=== Dataset entries ===
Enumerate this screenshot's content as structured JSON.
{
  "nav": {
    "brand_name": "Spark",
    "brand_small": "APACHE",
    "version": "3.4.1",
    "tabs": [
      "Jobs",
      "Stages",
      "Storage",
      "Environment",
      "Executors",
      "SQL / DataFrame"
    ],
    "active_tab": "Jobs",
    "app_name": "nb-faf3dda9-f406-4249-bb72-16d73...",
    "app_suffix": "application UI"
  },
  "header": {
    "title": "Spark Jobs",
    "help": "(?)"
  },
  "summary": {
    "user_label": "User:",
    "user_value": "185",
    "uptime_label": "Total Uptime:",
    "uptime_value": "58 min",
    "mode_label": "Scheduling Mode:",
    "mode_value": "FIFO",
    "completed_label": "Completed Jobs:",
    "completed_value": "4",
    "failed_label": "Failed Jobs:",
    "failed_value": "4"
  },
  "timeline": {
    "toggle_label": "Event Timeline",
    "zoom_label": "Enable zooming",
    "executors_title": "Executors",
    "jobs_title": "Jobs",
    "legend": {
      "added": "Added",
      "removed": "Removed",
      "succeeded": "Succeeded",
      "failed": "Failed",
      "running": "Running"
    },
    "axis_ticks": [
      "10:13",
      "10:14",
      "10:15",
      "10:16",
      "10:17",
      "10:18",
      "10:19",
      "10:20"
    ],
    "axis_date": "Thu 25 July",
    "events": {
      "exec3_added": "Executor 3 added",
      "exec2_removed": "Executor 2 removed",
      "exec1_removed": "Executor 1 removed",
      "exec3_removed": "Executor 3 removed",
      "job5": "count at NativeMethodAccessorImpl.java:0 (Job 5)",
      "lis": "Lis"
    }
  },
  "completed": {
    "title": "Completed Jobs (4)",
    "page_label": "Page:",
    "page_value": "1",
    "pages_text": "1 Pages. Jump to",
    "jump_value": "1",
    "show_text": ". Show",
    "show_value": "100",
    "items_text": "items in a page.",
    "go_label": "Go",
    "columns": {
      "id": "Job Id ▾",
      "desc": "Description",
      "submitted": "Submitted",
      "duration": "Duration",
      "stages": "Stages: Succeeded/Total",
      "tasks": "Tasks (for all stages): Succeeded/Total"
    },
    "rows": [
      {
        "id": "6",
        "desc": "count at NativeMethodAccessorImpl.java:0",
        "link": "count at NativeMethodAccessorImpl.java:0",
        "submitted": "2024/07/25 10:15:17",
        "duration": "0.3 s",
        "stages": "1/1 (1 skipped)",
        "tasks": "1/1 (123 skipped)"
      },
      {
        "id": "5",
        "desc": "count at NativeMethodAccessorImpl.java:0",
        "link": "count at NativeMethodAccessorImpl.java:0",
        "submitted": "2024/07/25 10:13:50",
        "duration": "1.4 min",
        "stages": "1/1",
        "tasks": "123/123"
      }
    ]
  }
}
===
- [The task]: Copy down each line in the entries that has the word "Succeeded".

- [Result of the task]:
      "succeeded": "Succeeded",
      "stages": "Stages: Succeeded/Total",
      "tasks": "Tasks (for all stages): Succeeded/Total"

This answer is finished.